By Kelsey Nickerson Looking for a way to beautify a room and highlight reading at the same time? This DIY book craft, inspired by A Fresh Squeezed Life, creates a lovely painted book stack. It can bookend your favorite titles on a shelf or hold its own as a table accent. Either way, it makes a unique addition to a child’s room, living room, or office. Affordable and fun, this is the perfect way to upcycle obsolete or outdated books (old textbooks, anyone?) and display an . . .
By Kelsey Nickerson Every book deserves a bookmark. And creating your own signature design is a fun and easy DIY book craft that doesn’t require tons of materials or cleanup! Just like children often eat more vegetables when they help prepare a meal, kids can feel more invested in books when they personalize them with special bookmarks all their own. Try this quick craft project, inspired by Somewhat Simple, to engage your kids with the titles on their bookshelves. A custom bookmark with a . . .

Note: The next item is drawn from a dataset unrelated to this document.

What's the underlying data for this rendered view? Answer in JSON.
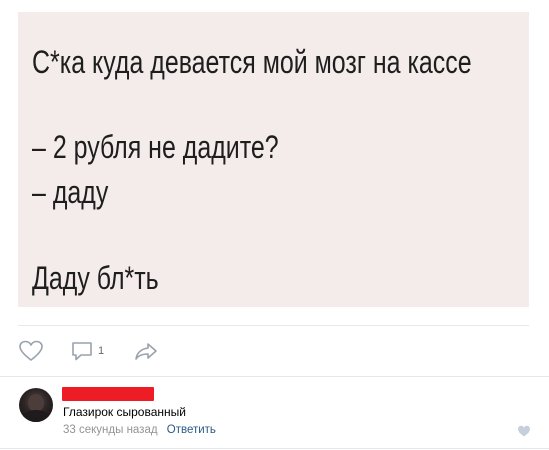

By Kelsey Nickerson Filling your home with books, whether bought or borrowed, is a great way to show kids that you value family reading. And while the stories and illustrations between the covers matter most, attractively displaying the books can build excitement. I recreated the DIY Honey Bear Bookends from Pretty Providence and think they’re the perfect eye candy to bring kids’ attention to the sweet titles on your shelves. Materials Two Honey BearsGold Spray PaintSand or pebbles to . . .